A trochophore (/ˈtrkəˌfɔːr, ˈtrɒ-, -k-/;[1][2] also spelled trocophore) is a type of free-swimming planktonic marine larva with several bands of cilia.

The anatomy of a trochophore
A - episphere
B - hyposphere
1 - ganglia
2 - apical tuft
3 - prototroch
4 - metatroch
5 - nephridium
6 - anus
7 - protonephridia
8 - gastrointestinal tract
9 - buccal opening
10 - blastocoele

By moving their cilia rapidly, they make a water eddy, to control their movement, and to bring their food closer, to capture it more easily.


Trochophores exist as a larval form within the trochozoan clade, which include the entoprocts, molluscs, annelids, echiurans, sipunculans and nemerteans. Together, these phyla make up part of the Lophotrochozoa; it is possible that trochophore larvae were present in the life cycle of the group's common ancestor.


The term trochophore derives from the ancient Greek τροχός (trókhos), meaning "wheel", and φέρω (phérō) — or φορέω (phoréō) —, meaning 'to bear, to carry',[3] because the larva is bearing a wheel-shaped band of cilia.

Feeding habitsEdit

Trochophore larvae are often planktotrophic; that is, they feed on other plankton species.

Life cycleEdit

Bright-field microscope image of trochophore of annelid Pomatoceros lamarckii (family Serpulidae)[4]

The example of the development of the annelid Pomatoceros lamarckii (family Serpulidae) shows various trochophore stages (image: D-F):
D - early trochophore ;
E - complete trochophore ;
F - late trochophore ;
G - metatrochophore.

9-hour-old trochophore of the marine gastropod Haliotis asinina (sf - shell field)[5]
Ontogeny of the Polyplacophora: First image shows the trochophore, second shows the stadium in metamorphosis, third is a juvenile (scanning electron microscope: SEM)


  1. ^ "Trochophore". Lexico UK English Dictionary.
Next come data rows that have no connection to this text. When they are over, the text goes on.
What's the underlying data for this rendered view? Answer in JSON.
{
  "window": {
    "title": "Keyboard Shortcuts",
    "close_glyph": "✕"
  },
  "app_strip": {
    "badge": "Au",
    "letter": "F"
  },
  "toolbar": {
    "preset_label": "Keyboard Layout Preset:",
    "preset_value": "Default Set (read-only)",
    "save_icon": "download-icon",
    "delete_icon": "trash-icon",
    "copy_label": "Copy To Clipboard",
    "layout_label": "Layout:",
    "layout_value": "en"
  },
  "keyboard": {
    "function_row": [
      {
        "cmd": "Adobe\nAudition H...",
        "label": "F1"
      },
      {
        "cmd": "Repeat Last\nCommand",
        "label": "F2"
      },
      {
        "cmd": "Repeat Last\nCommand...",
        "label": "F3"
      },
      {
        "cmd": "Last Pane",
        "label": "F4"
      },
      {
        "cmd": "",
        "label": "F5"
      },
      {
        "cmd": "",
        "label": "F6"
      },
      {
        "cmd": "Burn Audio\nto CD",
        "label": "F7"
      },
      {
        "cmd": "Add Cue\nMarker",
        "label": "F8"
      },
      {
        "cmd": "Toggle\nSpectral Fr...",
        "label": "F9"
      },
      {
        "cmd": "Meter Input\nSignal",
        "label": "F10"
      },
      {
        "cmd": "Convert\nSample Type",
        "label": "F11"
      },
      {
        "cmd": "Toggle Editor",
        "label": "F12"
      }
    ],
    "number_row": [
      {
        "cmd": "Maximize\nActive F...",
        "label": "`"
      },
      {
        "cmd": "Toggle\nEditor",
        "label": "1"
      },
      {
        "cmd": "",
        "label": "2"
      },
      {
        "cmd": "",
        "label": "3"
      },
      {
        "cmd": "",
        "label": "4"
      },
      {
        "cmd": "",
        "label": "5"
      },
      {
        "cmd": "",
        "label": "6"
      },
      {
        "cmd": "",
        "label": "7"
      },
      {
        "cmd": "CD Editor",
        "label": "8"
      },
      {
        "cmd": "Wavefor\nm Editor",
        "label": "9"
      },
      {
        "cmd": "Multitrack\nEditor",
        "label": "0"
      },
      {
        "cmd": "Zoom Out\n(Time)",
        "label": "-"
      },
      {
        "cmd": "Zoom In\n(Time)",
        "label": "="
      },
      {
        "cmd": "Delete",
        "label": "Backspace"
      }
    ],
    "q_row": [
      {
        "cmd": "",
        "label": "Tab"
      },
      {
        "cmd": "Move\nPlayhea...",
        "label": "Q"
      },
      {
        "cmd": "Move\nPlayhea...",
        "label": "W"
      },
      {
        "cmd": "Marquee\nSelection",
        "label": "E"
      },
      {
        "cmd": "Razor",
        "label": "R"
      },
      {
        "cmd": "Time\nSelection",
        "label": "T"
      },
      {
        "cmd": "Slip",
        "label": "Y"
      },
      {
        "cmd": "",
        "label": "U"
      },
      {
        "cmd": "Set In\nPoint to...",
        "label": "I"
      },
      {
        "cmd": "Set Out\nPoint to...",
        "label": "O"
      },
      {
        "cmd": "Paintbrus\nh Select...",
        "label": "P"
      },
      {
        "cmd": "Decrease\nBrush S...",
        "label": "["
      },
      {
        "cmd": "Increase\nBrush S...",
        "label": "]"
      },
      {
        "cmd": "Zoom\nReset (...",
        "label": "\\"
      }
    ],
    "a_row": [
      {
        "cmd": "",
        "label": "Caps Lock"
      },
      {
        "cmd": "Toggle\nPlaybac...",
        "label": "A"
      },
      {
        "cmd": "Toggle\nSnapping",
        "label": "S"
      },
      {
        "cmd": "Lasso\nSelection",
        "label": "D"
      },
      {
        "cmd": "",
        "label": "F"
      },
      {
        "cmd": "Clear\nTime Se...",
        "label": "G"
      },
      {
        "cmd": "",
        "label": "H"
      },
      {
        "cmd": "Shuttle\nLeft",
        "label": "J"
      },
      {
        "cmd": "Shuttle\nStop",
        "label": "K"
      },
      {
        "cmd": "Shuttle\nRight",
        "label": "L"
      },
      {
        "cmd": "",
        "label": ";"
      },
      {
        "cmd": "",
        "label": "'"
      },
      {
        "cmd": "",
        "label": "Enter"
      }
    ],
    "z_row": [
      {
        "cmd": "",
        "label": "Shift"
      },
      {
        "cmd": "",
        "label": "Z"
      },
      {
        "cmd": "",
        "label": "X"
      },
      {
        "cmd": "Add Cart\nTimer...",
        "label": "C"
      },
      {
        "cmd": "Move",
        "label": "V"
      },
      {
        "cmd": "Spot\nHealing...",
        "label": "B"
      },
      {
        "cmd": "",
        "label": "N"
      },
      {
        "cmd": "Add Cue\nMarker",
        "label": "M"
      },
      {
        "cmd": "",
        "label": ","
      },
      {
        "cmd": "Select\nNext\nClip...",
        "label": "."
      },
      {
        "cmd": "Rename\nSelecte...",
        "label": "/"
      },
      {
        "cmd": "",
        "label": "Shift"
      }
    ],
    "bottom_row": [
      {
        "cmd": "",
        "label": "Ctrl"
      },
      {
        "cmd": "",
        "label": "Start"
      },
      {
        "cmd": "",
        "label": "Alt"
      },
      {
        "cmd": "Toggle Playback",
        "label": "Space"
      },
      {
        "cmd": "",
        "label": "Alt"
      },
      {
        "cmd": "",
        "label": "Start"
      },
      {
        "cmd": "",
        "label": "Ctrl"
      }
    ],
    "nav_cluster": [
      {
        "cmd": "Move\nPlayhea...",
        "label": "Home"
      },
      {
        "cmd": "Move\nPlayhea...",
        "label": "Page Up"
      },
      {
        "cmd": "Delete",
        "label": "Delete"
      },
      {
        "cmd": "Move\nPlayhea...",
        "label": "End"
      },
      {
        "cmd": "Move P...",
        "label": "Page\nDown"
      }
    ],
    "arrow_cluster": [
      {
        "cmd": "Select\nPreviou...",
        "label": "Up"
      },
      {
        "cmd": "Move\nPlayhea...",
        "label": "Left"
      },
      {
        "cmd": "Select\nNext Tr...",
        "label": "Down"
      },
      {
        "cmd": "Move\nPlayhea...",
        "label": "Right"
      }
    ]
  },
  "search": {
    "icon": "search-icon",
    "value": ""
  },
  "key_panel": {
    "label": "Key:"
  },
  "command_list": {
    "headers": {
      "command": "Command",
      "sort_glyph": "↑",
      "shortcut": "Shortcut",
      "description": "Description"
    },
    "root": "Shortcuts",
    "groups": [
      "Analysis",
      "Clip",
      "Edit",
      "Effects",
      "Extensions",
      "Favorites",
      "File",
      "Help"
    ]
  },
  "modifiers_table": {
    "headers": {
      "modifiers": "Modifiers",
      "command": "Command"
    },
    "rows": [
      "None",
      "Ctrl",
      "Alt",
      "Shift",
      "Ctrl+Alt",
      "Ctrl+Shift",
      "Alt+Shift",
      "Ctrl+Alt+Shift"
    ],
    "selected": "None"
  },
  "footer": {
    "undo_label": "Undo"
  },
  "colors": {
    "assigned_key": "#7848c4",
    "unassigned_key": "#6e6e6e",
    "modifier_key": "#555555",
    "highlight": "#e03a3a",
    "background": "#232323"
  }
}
Oxford University Press. Archived from the original on 2020-03-22.
  2. ^ "Trochophore". Dictionary.com Unabridged (Online). n.d. Retrieved 2016-01-21.
  3. ^ Bailly, Anatole. "Greek-french dictionary online". www.tabularium.be. Retrieved 2017-01-24.
  4. ^ McDougall, Carmel; Chen, Wei-Chung; Shimeld, Sebastian M.; Ferrier, David E. K. (2006). "The development of the larval nervous system, musculature and ciliary bands of Pomatoceros lamarckii (Annelida): heterochrony in polychaetes". Frontiers in Zoology. 3 (1): 16. doi:10.1186/1742-9994-3-16. PMC 1615870. PMID 17032451.
  5. ^ Jackson, Daniel J.; Wörheide, Gert; Degnan, Bernard M. (2007). "Dynamic expression of ancient and novel molluscan shell genes during ecological transitions". BMC Evolutionary Biology. 7 (1): 160. doi:10.1186/1471-2148-7-160. PMC 2034539. PMID 17845714.

External linksEdit